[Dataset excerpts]
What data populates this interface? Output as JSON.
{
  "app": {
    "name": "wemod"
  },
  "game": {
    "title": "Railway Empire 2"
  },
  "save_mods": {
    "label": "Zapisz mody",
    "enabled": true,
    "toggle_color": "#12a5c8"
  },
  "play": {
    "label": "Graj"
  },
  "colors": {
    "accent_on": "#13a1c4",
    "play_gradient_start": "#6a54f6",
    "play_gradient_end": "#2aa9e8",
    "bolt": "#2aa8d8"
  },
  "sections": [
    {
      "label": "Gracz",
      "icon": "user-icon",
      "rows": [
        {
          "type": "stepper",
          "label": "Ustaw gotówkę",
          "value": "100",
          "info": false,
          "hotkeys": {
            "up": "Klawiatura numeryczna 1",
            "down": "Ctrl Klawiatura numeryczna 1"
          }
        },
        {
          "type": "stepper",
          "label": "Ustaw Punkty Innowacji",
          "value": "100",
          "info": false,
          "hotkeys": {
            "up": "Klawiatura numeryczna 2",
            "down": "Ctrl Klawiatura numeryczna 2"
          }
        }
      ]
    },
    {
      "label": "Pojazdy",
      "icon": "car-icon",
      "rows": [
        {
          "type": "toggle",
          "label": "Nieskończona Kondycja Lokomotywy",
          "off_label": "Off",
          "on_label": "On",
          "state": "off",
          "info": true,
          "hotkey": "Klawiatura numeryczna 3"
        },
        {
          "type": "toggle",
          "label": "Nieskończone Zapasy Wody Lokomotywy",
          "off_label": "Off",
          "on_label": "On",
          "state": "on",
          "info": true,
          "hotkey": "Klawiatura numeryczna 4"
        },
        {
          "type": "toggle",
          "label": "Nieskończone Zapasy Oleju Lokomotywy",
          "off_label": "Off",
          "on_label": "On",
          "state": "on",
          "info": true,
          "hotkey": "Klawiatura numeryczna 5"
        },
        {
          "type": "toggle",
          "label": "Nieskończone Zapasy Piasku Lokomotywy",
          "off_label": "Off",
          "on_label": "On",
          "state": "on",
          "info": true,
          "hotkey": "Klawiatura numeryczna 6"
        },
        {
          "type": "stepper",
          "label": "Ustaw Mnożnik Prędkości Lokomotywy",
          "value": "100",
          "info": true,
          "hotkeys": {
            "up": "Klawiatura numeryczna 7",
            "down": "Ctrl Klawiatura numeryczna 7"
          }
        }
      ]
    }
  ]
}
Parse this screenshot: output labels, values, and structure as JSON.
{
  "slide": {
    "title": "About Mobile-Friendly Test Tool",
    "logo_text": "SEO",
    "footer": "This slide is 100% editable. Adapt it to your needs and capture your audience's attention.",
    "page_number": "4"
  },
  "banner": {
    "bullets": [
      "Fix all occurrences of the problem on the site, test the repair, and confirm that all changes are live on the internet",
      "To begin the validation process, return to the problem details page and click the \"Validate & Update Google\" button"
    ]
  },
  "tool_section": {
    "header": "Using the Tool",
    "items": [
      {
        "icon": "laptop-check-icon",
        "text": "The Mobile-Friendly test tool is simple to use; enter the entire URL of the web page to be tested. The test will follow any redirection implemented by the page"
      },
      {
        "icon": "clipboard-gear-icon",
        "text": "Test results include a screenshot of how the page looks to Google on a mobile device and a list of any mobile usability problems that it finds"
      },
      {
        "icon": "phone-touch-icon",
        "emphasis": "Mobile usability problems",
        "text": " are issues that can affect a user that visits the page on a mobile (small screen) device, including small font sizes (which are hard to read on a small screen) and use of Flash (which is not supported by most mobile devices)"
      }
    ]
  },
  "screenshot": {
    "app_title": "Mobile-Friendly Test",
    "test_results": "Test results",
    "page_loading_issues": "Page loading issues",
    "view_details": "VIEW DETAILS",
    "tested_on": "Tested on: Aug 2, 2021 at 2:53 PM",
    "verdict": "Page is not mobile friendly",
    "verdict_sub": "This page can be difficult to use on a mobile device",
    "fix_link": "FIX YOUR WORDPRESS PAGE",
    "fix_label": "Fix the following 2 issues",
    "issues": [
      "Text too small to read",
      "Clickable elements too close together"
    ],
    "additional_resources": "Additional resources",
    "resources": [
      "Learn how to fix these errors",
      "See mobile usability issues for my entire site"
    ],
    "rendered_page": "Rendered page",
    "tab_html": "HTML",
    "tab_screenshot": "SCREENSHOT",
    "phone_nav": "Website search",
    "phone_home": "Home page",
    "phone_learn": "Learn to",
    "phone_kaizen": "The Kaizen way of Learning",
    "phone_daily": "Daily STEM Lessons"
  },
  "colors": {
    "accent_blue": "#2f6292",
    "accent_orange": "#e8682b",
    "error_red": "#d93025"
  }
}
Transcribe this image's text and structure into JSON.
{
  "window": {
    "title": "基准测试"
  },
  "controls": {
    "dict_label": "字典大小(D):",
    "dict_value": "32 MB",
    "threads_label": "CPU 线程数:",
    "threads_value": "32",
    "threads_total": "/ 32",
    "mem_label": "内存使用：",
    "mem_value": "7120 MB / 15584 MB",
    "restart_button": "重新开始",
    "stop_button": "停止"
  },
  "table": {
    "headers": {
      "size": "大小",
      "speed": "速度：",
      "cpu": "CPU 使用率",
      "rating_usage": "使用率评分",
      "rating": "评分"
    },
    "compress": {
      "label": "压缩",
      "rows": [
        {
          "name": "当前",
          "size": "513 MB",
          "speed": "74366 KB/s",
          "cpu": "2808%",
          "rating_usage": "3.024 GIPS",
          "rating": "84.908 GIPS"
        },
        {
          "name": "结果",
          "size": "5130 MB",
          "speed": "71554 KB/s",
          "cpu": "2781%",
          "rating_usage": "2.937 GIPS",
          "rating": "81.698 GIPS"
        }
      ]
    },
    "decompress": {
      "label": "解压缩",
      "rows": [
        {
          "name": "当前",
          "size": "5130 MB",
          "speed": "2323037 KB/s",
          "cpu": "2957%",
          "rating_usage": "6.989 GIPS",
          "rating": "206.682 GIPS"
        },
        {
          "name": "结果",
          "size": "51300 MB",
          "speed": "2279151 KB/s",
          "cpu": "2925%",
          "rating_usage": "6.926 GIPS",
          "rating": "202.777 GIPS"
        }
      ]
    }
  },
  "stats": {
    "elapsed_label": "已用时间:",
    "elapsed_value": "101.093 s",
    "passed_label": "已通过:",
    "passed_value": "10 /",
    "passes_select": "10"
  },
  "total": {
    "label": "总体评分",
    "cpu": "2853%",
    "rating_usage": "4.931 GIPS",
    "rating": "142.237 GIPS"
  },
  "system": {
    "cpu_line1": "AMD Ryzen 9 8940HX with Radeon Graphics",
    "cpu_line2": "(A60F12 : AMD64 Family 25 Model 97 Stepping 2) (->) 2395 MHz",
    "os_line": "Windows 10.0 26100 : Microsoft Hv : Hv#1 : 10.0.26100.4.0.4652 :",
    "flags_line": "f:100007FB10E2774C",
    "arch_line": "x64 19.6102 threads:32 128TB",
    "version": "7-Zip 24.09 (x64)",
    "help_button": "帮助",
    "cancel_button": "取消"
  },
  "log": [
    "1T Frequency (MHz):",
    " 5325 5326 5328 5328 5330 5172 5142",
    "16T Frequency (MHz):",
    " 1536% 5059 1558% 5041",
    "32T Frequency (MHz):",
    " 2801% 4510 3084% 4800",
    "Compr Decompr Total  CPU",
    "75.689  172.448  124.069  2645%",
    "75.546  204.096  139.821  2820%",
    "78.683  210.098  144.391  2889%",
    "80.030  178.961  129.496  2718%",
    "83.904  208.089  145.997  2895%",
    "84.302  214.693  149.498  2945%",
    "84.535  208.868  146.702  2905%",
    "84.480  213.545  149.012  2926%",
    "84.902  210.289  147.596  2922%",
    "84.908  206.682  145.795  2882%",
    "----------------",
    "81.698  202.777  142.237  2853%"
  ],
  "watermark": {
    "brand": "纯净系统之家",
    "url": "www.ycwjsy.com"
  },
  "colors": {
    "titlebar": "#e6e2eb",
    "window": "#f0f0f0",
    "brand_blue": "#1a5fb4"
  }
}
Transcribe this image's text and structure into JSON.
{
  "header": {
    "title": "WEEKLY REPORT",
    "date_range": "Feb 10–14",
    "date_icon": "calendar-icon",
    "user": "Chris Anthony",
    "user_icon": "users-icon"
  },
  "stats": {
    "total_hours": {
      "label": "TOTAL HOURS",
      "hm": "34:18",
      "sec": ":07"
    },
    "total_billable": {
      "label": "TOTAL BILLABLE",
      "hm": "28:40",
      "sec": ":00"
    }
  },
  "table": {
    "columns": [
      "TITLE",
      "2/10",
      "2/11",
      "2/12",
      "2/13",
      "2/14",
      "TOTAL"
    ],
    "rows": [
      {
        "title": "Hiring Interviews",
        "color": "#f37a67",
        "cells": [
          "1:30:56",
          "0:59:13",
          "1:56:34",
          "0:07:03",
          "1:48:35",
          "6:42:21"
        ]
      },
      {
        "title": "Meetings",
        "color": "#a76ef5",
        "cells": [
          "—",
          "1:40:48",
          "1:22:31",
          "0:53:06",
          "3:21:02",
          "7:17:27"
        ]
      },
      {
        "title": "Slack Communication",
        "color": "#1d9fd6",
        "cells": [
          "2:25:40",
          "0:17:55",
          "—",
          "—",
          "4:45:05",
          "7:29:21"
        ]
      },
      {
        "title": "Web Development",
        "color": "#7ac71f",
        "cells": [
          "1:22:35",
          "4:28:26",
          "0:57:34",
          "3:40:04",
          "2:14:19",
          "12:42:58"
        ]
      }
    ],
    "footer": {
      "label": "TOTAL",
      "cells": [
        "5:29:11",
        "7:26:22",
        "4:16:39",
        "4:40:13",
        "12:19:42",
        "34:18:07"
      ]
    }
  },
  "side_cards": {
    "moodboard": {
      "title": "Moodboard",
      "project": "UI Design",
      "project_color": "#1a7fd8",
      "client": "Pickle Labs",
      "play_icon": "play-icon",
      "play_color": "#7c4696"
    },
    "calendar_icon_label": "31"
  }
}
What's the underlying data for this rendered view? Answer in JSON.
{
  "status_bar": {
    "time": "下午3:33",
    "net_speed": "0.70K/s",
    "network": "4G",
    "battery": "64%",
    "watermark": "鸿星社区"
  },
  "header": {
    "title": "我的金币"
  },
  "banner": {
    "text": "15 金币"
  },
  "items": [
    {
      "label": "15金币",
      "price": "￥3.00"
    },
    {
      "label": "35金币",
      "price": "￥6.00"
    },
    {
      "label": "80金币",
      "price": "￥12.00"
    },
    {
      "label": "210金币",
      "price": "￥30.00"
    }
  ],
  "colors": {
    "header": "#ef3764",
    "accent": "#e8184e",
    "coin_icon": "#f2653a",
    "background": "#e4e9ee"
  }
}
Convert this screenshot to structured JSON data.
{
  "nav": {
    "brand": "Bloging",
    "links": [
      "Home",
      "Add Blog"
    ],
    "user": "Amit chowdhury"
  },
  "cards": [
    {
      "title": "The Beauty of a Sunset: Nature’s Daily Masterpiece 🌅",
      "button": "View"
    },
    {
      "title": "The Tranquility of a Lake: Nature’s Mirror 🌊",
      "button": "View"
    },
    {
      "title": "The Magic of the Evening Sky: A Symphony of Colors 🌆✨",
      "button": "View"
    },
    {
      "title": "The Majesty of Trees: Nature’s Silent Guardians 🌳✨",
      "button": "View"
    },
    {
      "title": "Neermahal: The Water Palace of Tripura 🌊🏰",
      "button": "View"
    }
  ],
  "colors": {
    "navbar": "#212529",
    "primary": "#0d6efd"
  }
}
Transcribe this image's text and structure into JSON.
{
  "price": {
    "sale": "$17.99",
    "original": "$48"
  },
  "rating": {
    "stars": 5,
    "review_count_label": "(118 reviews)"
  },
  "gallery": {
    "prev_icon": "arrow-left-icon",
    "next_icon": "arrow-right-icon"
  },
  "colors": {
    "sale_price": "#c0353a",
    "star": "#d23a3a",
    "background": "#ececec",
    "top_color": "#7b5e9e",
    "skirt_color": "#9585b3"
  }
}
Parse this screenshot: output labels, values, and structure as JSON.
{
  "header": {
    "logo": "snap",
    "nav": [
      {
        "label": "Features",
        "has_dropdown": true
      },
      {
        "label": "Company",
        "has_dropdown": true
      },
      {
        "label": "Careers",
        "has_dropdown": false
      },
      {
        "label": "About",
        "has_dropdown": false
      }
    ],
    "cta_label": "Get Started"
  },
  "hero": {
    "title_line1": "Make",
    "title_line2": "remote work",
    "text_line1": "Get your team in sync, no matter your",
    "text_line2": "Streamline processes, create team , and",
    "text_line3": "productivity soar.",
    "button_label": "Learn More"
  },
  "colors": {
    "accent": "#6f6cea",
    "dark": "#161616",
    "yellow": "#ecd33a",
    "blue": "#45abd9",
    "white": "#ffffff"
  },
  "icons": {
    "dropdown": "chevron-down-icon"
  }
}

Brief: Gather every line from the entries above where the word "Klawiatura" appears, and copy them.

Written reply:
            "up": "Klawiatura numeryczna 1",
            "down": "Ctrl Klawiatura numeryczna 1"
            "up": "Klawiatura numeryczna 2",
            "down": "Ctrl Klawiatura numeryczna 2"
          "hotkey": "Klawiatura numeryczna 3"
          "hotkey": "Klawiatura numeryczna 4"
          "hotkey": "Klawiatura numeryczna 5"
          "hotkey": "Klawiatura numeryczna 6"
            "up": "Klawiatura numeryczna 7",
            "down": "Ctrl Klawiatura numeryczna 7"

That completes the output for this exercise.